→ EXERCISE PROMPT
Exact copy, no pictures: output each line below as it stands.

*** RECORDED DATA Section Begins ***

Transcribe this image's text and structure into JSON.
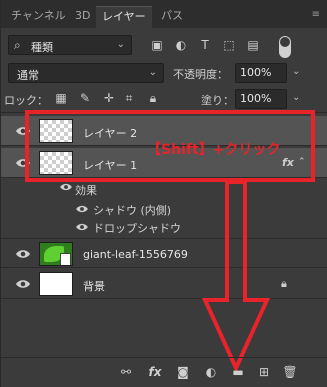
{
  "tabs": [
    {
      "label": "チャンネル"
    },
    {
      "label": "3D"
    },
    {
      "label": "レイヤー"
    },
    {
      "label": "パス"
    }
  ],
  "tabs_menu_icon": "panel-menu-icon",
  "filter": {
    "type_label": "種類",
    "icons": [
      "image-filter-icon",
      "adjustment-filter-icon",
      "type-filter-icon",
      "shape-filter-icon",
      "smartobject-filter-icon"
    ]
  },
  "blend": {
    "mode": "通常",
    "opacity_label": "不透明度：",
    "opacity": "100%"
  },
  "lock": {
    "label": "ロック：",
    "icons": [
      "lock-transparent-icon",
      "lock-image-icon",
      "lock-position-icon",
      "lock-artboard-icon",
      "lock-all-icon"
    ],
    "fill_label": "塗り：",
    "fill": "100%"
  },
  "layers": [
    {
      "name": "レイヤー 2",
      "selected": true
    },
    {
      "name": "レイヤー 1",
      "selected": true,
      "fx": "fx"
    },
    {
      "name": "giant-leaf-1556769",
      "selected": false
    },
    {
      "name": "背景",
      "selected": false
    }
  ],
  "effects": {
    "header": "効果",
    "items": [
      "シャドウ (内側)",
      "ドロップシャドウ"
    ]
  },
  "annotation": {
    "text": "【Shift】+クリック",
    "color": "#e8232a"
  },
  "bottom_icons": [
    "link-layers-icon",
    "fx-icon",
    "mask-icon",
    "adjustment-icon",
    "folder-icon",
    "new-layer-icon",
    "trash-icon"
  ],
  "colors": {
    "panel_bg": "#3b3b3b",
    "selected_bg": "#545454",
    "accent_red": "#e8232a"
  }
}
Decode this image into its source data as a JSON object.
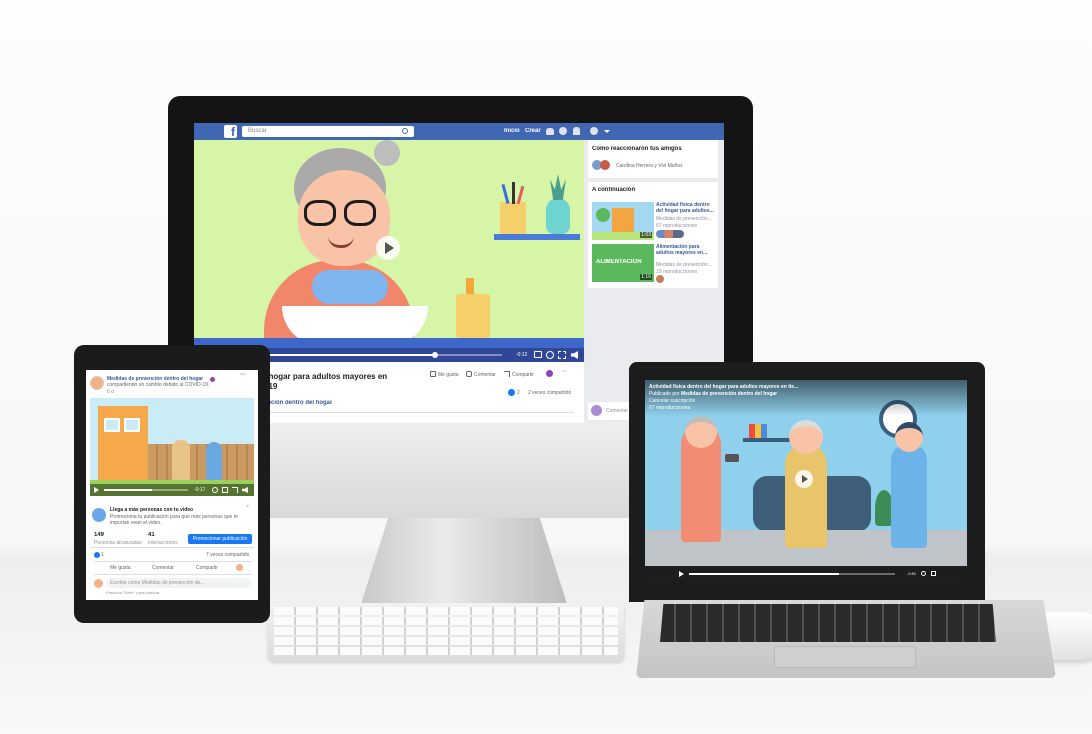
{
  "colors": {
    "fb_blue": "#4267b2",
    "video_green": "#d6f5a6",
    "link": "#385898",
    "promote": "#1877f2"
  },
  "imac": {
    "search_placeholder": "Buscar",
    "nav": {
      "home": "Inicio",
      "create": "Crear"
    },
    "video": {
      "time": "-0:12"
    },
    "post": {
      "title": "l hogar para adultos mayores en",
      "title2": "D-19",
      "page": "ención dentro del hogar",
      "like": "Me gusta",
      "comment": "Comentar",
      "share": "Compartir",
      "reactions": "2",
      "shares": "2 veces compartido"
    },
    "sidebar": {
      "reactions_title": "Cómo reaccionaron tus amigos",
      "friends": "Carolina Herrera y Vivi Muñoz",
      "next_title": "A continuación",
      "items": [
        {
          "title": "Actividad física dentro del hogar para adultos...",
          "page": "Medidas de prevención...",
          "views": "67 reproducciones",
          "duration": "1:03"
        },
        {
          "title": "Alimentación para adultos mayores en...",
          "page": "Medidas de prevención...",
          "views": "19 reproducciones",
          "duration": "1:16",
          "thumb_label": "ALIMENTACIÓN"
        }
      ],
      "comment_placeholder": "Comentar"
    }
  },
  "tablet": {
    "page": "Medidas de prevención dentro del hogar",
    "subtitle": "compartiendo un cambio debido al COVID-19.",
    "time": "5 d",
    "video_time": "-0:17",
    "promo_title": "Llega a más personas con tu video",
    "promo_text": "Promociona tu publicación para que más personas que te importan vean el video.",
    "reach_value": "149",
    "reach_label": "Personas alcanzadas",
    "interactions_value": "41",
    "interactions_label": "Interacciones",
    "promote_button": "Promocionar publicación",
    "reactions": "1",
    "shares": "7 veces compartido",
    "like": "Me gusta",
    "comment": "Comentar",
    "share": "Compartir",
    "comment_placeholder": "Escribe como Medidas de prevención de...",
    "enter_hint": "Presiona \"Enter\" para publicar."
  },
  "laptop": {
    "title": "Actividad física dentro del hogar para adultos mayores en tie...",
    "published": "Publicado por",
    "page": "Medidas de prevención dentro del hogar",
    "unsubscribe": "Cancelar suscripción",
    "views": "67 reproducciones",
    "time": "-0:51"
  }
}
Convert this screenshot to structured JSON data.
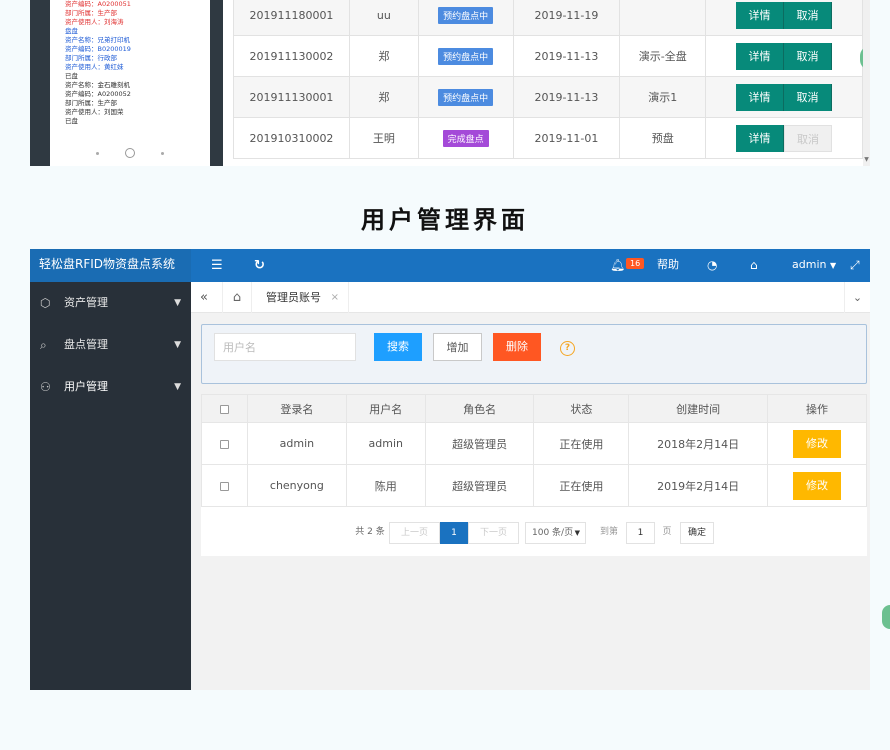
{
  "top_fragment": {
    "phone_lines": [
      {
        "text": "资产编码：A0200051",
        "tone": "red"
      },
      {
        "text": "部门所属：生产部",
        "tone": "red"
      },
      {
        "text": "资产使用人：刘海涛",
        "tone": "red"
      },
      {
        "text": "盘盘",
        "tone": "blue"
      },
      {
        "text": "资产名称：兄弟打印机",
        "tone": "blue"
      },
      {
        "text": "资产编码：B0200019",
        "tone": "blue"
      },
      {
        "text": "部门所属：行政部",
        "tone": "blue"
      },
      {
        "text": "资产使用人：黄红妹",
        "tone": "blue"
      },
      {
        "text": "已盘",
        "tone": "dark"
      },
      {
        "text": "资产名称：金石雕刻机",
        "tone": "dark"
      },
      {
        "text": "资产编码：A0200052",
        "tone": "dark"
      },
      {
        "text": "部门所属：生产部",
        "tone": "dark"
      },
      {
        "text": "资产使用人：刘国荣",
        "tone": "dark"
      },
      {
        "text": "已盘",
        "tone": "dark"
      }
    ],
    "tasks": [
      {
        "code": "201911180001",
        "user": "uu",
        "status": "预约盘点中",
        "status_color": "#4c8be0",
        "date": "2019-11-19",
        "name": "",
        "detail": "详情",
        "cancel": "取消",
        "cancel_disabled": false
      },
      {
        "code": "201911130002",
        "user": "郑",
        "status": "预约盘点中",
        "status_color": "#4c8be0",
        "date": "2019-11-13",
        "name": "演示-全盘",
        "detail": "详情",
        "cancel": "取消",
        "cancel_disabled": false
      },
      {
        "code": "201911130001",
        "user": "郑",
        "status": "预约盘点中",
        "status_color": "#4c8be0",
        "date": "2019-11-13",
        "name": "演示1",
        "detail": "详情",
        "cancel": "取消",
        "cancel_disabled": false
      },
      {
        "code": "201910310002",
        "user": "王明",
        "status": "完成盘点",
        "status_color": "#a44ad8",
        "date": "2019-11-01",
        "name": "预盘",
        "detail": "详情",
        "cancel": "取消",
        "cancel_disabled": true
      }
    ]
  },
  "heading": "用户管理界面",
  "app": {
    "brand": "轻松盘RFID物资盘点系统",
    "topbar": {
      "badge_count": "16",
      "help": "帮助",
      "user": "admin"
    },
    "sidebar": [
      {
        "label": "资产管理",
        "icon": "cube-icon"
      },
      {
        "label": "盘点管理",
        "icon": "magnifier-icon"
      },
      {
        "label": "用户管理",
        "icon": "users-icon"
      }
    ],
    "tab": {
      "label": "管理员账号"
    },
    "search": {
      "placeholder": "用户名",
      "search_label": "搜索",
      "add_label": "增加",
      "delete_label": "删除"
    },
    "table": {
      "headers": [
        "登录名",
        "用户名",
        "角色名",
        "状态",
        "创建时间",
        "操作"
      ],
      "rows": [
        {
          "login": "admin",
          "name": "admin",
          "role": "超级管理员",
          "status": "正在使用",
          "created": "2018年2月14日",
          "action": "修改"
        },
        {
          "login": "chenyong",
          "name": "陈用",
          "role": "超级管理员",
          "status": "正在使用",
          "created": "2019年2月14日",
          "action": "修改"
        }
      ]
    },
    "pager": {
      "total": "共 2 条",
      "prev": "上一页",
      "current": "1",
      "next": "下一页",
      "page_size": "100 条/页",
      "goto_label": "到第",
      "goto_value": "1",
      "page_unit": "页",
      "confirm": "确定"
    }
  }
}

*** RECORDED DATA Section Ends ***

→ ANSWER AREA
Transcribe this image's text and structure into JSON.
{
  "tabs": [
    {
      "label": "チャンネル"
    },
    {
      "label": "3D"
    },
    {
      "label": "レイヤー"
    },
    {
      "label": "パス"
    }
  ],
  "tabs_menu_icon": "panel-menu-icon",
  "filter": {
    "type_label": "種類",
    "icons": [
      "image-filter-icon",
      "adjustment-filter-icon",
      "type-filter-icon",
      "shape-filter-icon",
      "smartobject-filter-icon"
    ]
  },
  "blend": {
    "mode": "通常",
    "opacity_label": "不透明度：",
    "opacity": "100%"
  },
  "lock": {
    "label": "ロック：",
    "icons": [
      "lock-transparent-icon",
      "lock-image-icon",
      "lock-position-icon",
      "lock-artboard-icon",
      "lock-all-icon"
    ],
    "fill_label": "塗り：",
    "fill": "100%"
  },
  "layers": [
    {
      "name": "レイヤー 2",
      "selected": true
    },
    {
      "name": "レイヤー 1",
      "selected": true,
      "fx": "fx"
    },
    {
      "name": "giant-leaf-1556769",
      "selected": false
    },
    {
      "name": "背景",
      "selected": false
    }
  ],
  "effects": {
    "header": "効果",
    "items": [
      "シャドウ (内側)",
      "ドロップシャドウ"
    ]
  },
  "annotation": {
    "text": "【Shift】+クリック",
    "color": "#e8232a"
  },
  "bottom_icons": [
    "link-layers-icon",
    "fx-icon",
    "mask-icon",
    "adjustment-icon",
    "folder-icon",
    "new-layer-icon",
    "trash-icon"
  ],
  "colors": {
    "panel_bg": "#3b3b3b",
    "selected_bg": "#545454",
    "accent_red": "#e8232a"
  }
}
Decode this image into its source data as a JSON object.
{
  "colors": {
    "fb_blue": "#4267b2",
    "video_green": "#d6f5a6",
    "link": "#385898",
    "promote": "#1877f2"
  },
  "imac": {
    "search_placeholder": "Buscar",
    "nav": {
      "home": "Inicio",
      "create": "Crear"
    },
    "video": {
      "time": "-0:12"
    },
    "post": {
      "title": "l hogar para adultos mayores en",
      "title2": "D-19",
      "page": "ención dentro del hogar",
      "like": "Me gusta",
      "comment": "Comentar",
      "share": "Compartir",
      "reactions": "2",
      "shares": "2 veces compartido"
    },
    "sidebar": {
      "reactions_title": "Cómo reaccionaron tus amigos",
      "friends": "Carolina Herrera y Vivi Muñoz",
      "next_title": "A continuación",
      "items": [
        {
          "title": "Actividad física dentro del hogar para adultos...",
          "page": "Medidas de prevención...",
          "views": "67 reproducciones",
          "duration": "1:03"
        },
        {
          "title": "Alimentación para adultos mayores en...",
          "page": "Medidas de prevención...",
          "views": "19 reproducciones",
          "duration": "1:16",
          "thumb_label": "ALIMENTACIÓN"
        }
      ],
      "comment_placeholder": "Comentar"
    }
  },
  "tablet": {
    "page": "Medidas de prevención dentro del hogar",
    "subtitle": "compartiendo un cambio debido al COVID-19.",
    "time": "5 d",
    "video_time": "-0:17",
    "promo_title": "Llega a más personas con tu video",
    "promo_text": "Promociona tu publicación para que más personas que te importan vean el video.",
    "reach_value": "149",
    "reach_label": "Personas alcanzadas",
    "interactions_value": "41",
    "interactions_label": "Interacciones",
    "promote_button": "Promocionar publicación",
    "reactions": "1",
    "shares": "7 veces compartido",
    "like": "Me gusta",
    "comment": "Comentar",
    "share": "Compartir",
    "comment_placeholder": "Escribe como Medidas de prevención de...",
    "enter_hint": "Presiona \"Enter\" para publicar."
  },
  "laptop": {
    "title": "Actividad física dentro del hogar para adultos mayores en tie...",
    "published": "Publicado por",
    "page": "Medidas de prevención dentro del hogar",
    "unsubscribe": "Cancelar suscripción",
    "views": "67 reproducciones",
    "time": "-0:51"
  }
}
Convert this screenshot to structured JSON data.
{
  "top_fragment": {
    "phone_lines": [
      {
        "text": "资产编码：A0200051",
        "tone": "red"
      },
      {
        "text": "部门所属：生产部",
        "tone": "red"
      },
      {
        "text": "资产使用人：刘海涛",
        "tone": "red"
      },
      {
        "text": "盘盘",
        "tone": "blue"
      },
      {
        "text": "资产名称：兄弟打印机",
        "tone": "blue"
      },
      {
        "text": "资产编码：B0200019",
        "tone": "blue"
      },
      {
        "text": "部门所属：行政部",
        "tone": "blue"
      },
      {
        "text": "资产使用人：黄红妹",
        "tone": "blue"
      },
      {
        "text": "已盘",
        "tone": "dark"
      },
      {
        "text": "资产名称：金石雕刻机",
        "tone": "dark"
      },
      {
        "text": "资产编码：A0200052",
        "tone": "dark"
      },
      {
        "text": "部门所属：生产部",
        "tone": "dark"
      },
      {
        "text": "资产使用人：刘国荣",
        "tone": "dark"
      },
      {
        "text": "已盘",
        "tone": "dark"
      }
    ],
    "tasks": [
      {
        "code": "201911180001",
        "user": "uu",
        "status": "预约盘点中",
        "status_color": "#4c8be0",
        "date": "2019-11-19",
        "name": "",
        "detail": "详情",
        "cancel": "取消",
        "cancel_disabled": false
      },
      {
        "code": "201911130002",
        "user": "郑",
        "status": "预约盘点中",
        "status_color": "#4c8be0",
        "date": "2019-11-13",
        "name": "演示-全盘",
        "detail": "详情",
        "cancel": "取消",
        "cancel_disabled": false
      },
      {
        "code": "201911130001",
        "user": "郑",
        "status": "预约盘点中",
        "status_color": "#4c8be0",
        "date": "2019-11-13",
        "name": "演示1",
        "detail": "详情",
        "cancel": "取消",
        "cancel_disabled": false
      },
      {
        "code": "201910310002",
        "user": "王明",
        "status": "完成盘点",
        "status_color": "#a44ad8",
        "date": "2019-11-01",
        "name": "预盘",
        "detail": "详情",
        "cancel": "取消",
        "cancel_disabled": true
      }
    ]
  },
  "heading": "用户管理界面",
  "app": {
    "brand": "轻松盘RFID物资盘点系统",
    "topbar": {
      "badge_count": "16",
      "help": "帮助",
      "user": "admin"
    },
    "sidebar": [
      {
        "label": "资产管理",
        "icon": "cube-icon"
      },
      {
        "label": "盘点管理",
        "icon": "magnifier-icon"
      },
      {
        "label": "用户管理",
        "icon": "users-icon"
      }
    ],
    "tab": {
      "label": "管理员账号"
    },
    "search": {
      "placeholder": "用户名",
      "search_label": "搜索",
      "add_label": "增加",
      "delete_label": "删除"
    },
    "table": {
      "headers": [
        "登录名",
        "用户名",
        "角色名",
        "状态",
        "创建时间",
        "操作"
      ],
      "rows": [
        {
          "login": "admin",
          "name": "admin",
          "role": "超级管理员",
          "status": "正在使用",
          "created": "2018年2月14日",
          "action": "修改"
        },
        {
          "login": "chenyong",
          "name": "陈用",
          "role": "超级管理员",
          "status": "正在使用",
          "created": "2019年2月14日",
          "action": "修改"
        }
      ]
    },
    "pager": {
      "total": "共 2 条",
      "prev": "上一页",
      "current": "1",
      "next": "下一页",
      "page_size": "100 条/页",
      "goto_label": "到第",
      "goto_value": "1",
      "page_unit": "页",
      "confirm": "确定"
    }
  }
}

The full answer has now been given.